The teens have filed a federal complaint alleging "blind devotion" by school board members to the World Series hero-turned-coach.
New York Yankees' Chad Curtis hits a game-winning homer in the tenth inning of game 3 of the World Series against the Atlanta Braves in New York on Oct. 26, 1999.DOUG MILLS / ASSOCIATED PRESS

Teenagers molested by former New York Yankee Chad Curtis have filed a complaint with the U.S. Department of Education alleging that school board members had a "blind devotion" to the athlete-turned-teacher even after he was convicted.

Curtis, famed for hitting a walk-off home run during Game 3 of the 1999 World Series, is serving 7 to 15 years in prison after a Michigan jury convicted him of criminal sexual misconduct in 2013 while he was a coach at Lakewood High School.

The ex-outfielder, who played for a half-dozen teams in his decade-long career, has always maintained he is innocent and that the girls lied about being groped and violated during secret sports massage sessions.
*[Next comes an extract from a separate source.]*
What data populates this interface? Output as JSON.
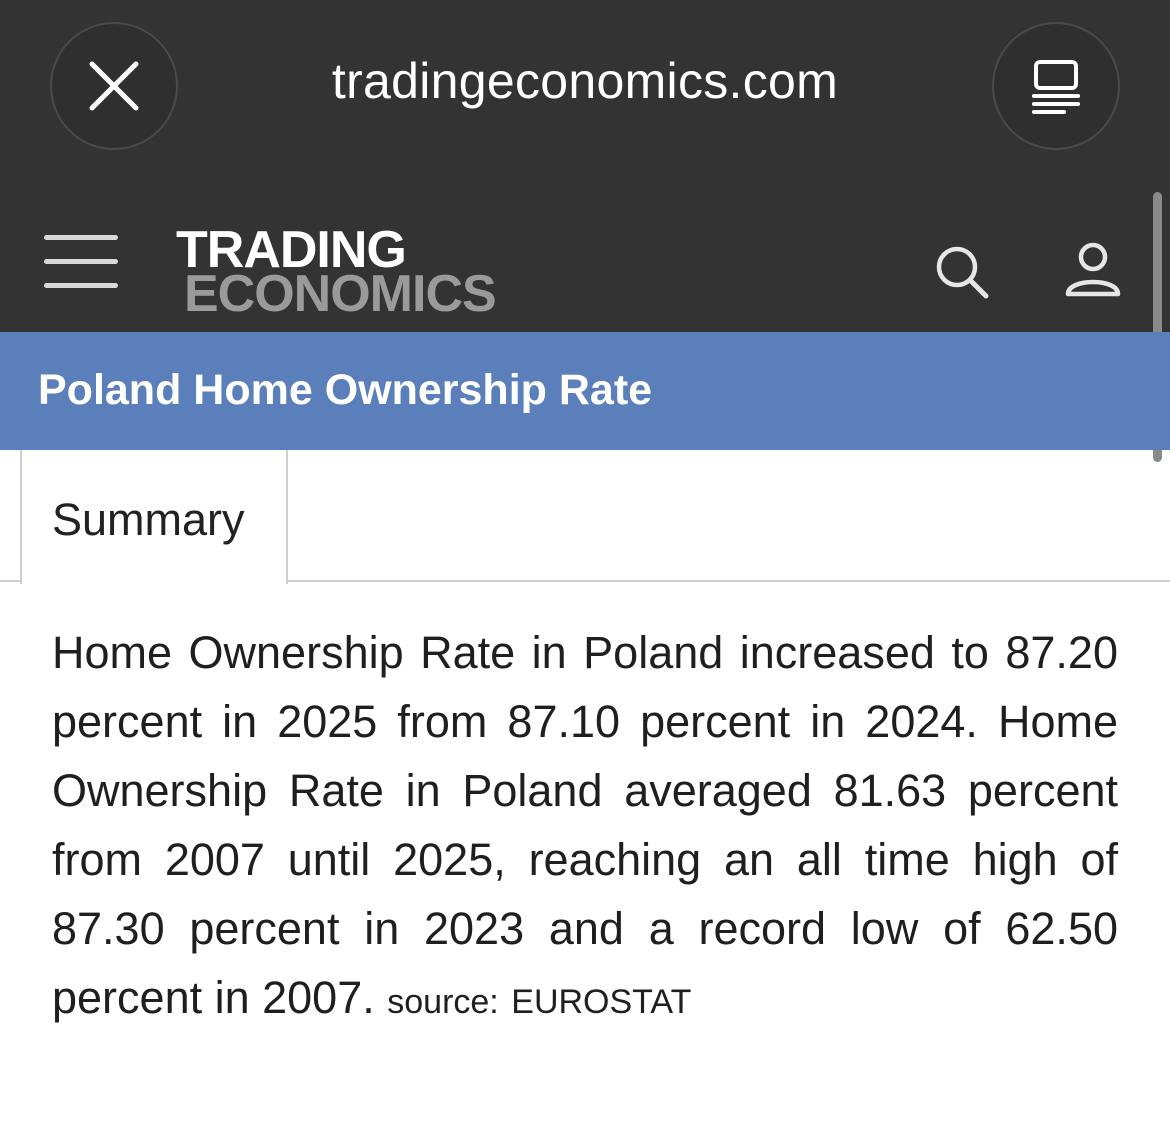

Four students have filed a federal lawsuit against Curtis and the school district. Evidence uncovered during that process included text messages and emails that are part of the complaint filed this week with the Education Department's Office of Civil Rights.

"Some words of encouragement that have been running through my mind. You have lived and continue to live a righteousness life that no on[e], or no word scan take away. Nothing can separate you from our father. Praise God," board member Brian Potter wrote to Curtis after the first molestation charge was made in 2012.
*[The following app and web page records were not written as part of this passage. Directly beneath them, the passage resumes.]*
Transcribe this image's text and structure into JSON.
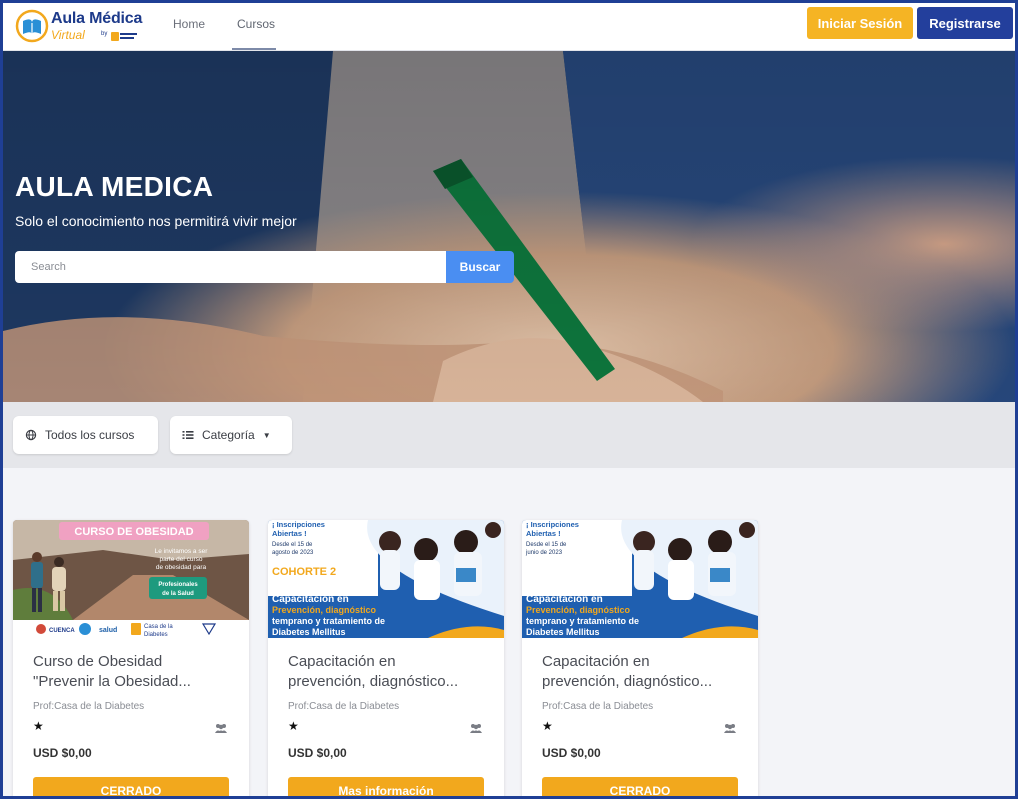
{
  "brand": {
    "title": "Aula Médica",
    "subtitle": "Virtual",
    "by": "by"
  },
  "nav": {
    "items": [
      {
        "label": "Home"
      },
      {
        "label": "Cursos"
      }
    ],
    "login_label": "Iniciar Sesión",
    "register_label": "Registrarse"
  },
  "hero": {
    "title": "AULA MEDICA",
    "subtitle": "Solo el conocimiento nos permitirá vivir mejor",
    "search_placeholder": "Search",
    "search_button": "Buscar"
  },
  "filters": {
    "all_courses": "Todos los cursos",
    "category": "Categoría"
  },
  "courses": [
    {
      "title_line1": "Curso de Obesidad",
      "title_line2": "\"Prevenir la Obesidad...",
      "prof": "Prof:Casa de la Diabetes",
      "price": "USD $0,00",
      "button": "CERRADO",
      "poster": {
        "headline": "CURSO DE OBESIDAD",
        "invite1": "Le invitamos a ser",
        "invite2": "parte del curso",
        "invite3": "de obesidad para",
        "audience1": "Profesionales",
        "audience2": "de la Salud",
        "logo1": "CUENCA",
        "logo2": "salud",
        "logo3a": "Casa de la",
        "logo3b": "Diabetes"
      }
    },
    {
      "title_line1": "Capacitación en",
      "title_line2": "prevención, diagnóstico...",
      "prof": "Prof:Casa de la Diabetes",
      "price": "USD $0,00",
      "button": "Mas información",
      "poster": {
        "open1": "¡ Inscripciones",
        "open2": "Abiertas !",
        "date1": "Desde el 15 de",
        "date2": "agosto de 2023",
        "cohort": "COHORTE 2",
        "headline1": "Capacitación en",
        "headline2": "Prevención, diagnóstico",
        "headline3": "temprano y tratamiento de",
        "headline4": "Diabetes Mellitus"
      }
    },
    {
      "title_line1": "Capacitación en",
      "title_line2": "prevención, diagnóstico...",
      "prof": "Prof:Casa de la Diabetes",
      "price": "USD $0,00",
      "button": "CERRADO",
      "poster": {
        "open1": "¡ Inscripciones",
        "open2": "Abiertas !",
        "date1": "Desde el 15 de",
        "date2": "junio de 2023",
        "headline1": "Capacitación en",
        "headline2": "Prevención, diagnóstico",
        "headline3": "temprano y tratamiento de",
        "headline4": "Diabetes Mellitus"
      }
    }
  ],
  "icons": {
    "globe": "globe-icon",
    "list": "list-icon",
    "caret": "caret-down-icon",
    "star": "star-icon",
    "users": "users-icon"
  },
  "colors": {
    "brand_blue": "#233f9c",
    "accent_yellow": "#f5b424",
    "search_blue": "#4a8ef2",
    "card_button": "#f2a81d",
    "frame_border": "#1f3f95"
  }
}
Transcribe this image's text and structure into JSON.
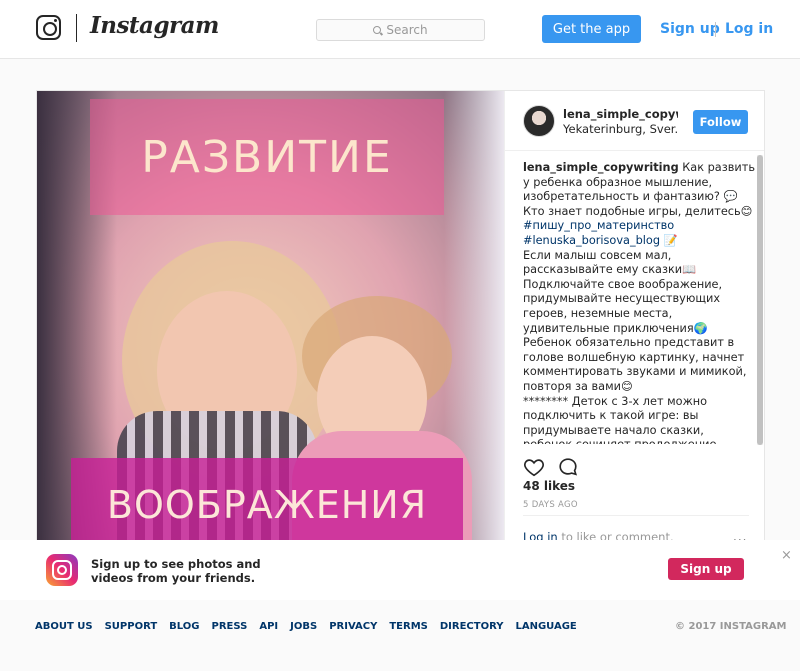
{
  "header": {
    "wordmark": "Instagram",
    "search_placeholder": "Search",
    "get_app": "Get the app",
    "sign_up": "Sign up",
    "log_in": "Log in"
  },
  "post": {
    "image_text_top": "РАЗВИТИЕ",
    "image_text_bottom": "ВООБРАЖЕНИЯ",
    "username": "lena_simple_copywrit",
    "location": "Yekaterinburg, Sver...",
    "follow": "Follow",
    "caption_user": "lena_simple_copywriting",
    "caption_part1": " Как развить у ребенка образное мышление, изобретательность и фантазию? 💬 Кто знает подобные игры, делитесь😊\n",
    "hashtag1": "#пишу_про_материнство",
    "hashtag2": "#lenuska_borisova_blog",
    "caption_part2": " 📝\nЕсли малыш совсем мал, рассказывайте ему сказки📖 Подключайте свое воображение, придумывайте несуществующих героев, неземные места, удивительные приключения🌍 Ребенок обязательно представит в голове волшебную картинку, начнет комментировать звуками и мимикой, повторя за вами😊\n******** Деток с 3-х лет можно подключить к такой игре: вы придумываете начало сказки, ребенок сочиняет продолжение. Здесь и",
    "likes": "48 likes",
    "date": "5 DAYS AGO",
    "login_link": "Log in",
    "login_rest": " to like or comment.",
    "more": "..."
  },
  "signup_bar": {
    "text": "Sign up to see photos and videos from your friends.",
    "button": "Sign up",
    "close": "×"
  },
  "footer": {
    "links": [
      "ABOUT US",
      "SUPPORT",
      "BLOG",
      "PRESS",
      "API",
      "JOBS",
      "PRIVACY",
      "TERMS",
      "DIRECTORY",
      "LANGUAGE"
    ],
    "copyright": "© 2017 INSTAGRAM"
  },
  "colors": {
    "accent": "#3897f0",
    "signup_button": "#d2285d",
    "link": "#003569"
  },
  "icons": [
    "instagram-logo-icon",
    "search-icon",
    "heart-icon",
    "comment-icon",
    "instagram-app-icon",
    "close-icon"
  ]
}
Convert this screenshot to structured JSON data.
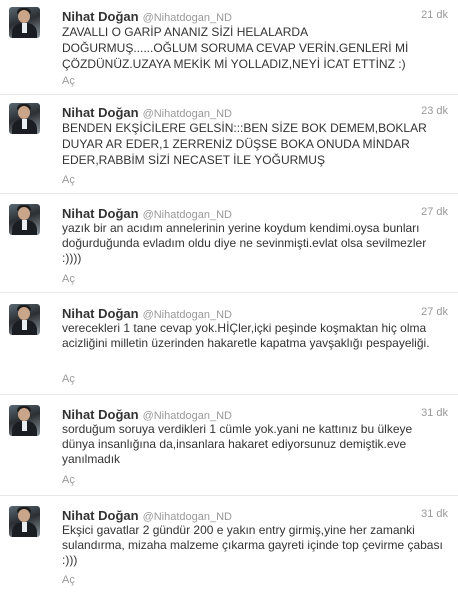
{
  "tweets": [
    {
      "name": "Nihat Doğan",
      "handle": "@Nihatdogan_ND",
      "time": "21 dk",
      "text": "ZAVALLI O GARİP ANANIZ SİZİ HELALARDA DOĞURMUŞ......OĞLUM SORUMA CEVAP VERİN.GENLERİ Mİ ÇÖZDÜNÜZ.UZAYA MEKİK Mİ YOLLADIZ,NEYİ İCAT ETTİNZ :)",
      "action": "Aç"
    },
    {
      "name": "Nihat Doğan",
      "handle": "@Nihatdogan_ND",
      "time": "23 dk",
      "text": "BENDEN EKŞİCİLERE GELSİN:::BEN SİZE BOK DEMEM,BOKLAR DUYAR AR EDER,1 ZERRENİZ DÜŞSE BOKA ONUDA MİNDAR EDER,RABBİM SİZİ NECASET İLE YOĞURMUŞ",
      "action": "Aç"
    },
    {
      "name": "Nihat Doğan",
      "handle": "@Nihatdogan_ND",
      "time": "27 dk",
      "text": "yazık bir an acıdım annelerinin yerine koydum kendimi.oysa bunları doğurduğunda evladım oldu diye ne sevinmişti.evlat olsa sevilmezler :))))",
      "action": "Aç"
    },
    {
      "name": "Nihat Doğan",
      "handle": "@Nihatdogan_ND",
      "time": "27 dk",
      "text": "verecekleri 1 tane cevap yok.HİÇler,içki peşinde koşmaktan hiç olma acizliğini milletin üzerinden hakaretle kapatma yavşaklığı pespayeliği.",
      "action": "Aç"
    },
    {
      "name": "Nihat Doğan",
      "handle": "@Nihatdogan_ND",
      "time": "31 dk",
      "text": "sorduğum soruya verdikleri 1 cümle yok.yani ne kattınız bu ülkeye dünya insanlığına da,insanlara hakaret ediyorsunuz demiştik.eve yanılmadık",
      "action": "Aç"
    },
    {
      "name": "Nihat Doğan",
      "handle": "@Nihatdogan_ND",
      "time": "31 dk",
      "text": "Ekşici gavatlar 2 gündür 200 e yakın entry girmiş,yine her zamanki sulandırma, mizaha malzeme çıkarma gayreti içinde top çevirme çabası :)))",
      "action": "Aç"
    }
  ]
}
Potter and fellow board member Gary Foltz wrote post-conviction character references for Curtis, 46, and they are members of his "prayer team," the complaint charges.
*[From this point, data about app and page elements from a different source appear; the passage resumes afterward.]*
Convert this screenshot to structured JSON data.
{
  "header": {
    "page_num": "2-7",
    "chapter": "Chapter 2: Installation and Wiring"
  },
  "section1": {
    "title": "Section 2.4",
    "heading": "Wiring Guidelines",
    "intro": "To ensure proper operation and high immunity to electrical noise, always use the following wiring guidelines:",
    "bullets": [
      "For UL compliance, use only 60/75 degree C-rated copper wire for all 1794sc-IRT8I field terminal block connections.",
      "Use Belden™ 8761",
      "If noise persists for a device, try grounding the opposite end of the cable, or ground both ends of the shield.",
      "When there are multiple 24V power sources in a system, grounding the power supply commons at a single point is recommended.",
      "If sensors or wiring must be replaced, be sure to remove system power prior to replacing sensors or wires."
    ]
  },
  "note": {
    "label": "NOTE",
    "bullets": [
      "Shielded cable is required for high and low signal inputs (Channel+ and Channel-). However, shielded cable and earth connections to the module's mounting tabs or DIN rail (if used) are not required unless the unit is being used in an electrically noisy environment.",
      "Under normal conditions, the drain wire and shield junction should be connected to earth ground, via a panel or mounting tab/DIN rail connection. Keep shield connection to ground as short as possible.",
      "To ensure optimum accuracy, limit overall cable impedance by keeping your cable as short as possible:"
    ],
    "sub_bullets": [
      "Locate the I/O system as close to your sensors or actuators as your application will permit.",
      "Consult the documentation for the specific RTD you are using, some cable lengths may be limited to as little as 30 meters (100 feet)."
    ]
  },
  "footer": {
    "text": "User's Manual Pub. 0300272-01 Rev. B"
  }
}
Mugshot of former Yankee Chad CurtisAP via WNBC

The victims' lawyer, Douglas Fierberg, said that while the school board members were shoring up Curtis, his clients — two of whom still attend Lakewood — were being harassed for coming forward about the abuse.

Curtis, he said in the complaint, "was revered at Lakewood both for his celebrity, and for the persona as a 'man of faith' he perpetuated at the school, and at a nearby church where he and at least one board member were congregants."

"This blind devotion to Curtis is evident throughout Curtis's tenure at Lakewood, and in all of Lakewood's dealings with Curtis and Curtis's victims," Fierberg added.

"This blind devotion to Curtis is evident throughout Curtis's tenure at Lakewood."

"While the criminal investigation against Curtis was ongoing, Lakewood refused to take any action to protect Complainants, to remedy the hostile environment Curtis’s abuse had created or the additional hostility caused by retaliatory harassment."

Lakewood Superintendent Mike O'Mara said he could not comment because of pending litigation.

But in their response to the federal suit, the school's lawyers said officials had no idea Curtis was molesting the students before they came forward and that they cooperated with the police probe and barred him from the campus afterward.

"The Lakewood Defendants deny that any senior Lakewood official has, in his or her official capacity, demonstrated any 'allegiance' to Curtis at any time since the allegations arose," the court papers said.

The new complaint, however, references a note that Potter wrote to Curtis' wife clarifying where he sat during his sentencing hearing.

"Chad informed me that you had thought you saw me sitting with the accusers during the sentencing. I want you to know that I was indeed sitting with Pastor Dan Curry on ‘your side’ of the court room," it said.

Potter and Foltz did not return calls for comment.

An Education Department spokesman said that if an investigation determines there is evidence of the Title IX civil rights violation, the agency will attempt to negotiate a resolution. If that fails, the agency can push for an administrative hearing or refer the case to the Justice Department.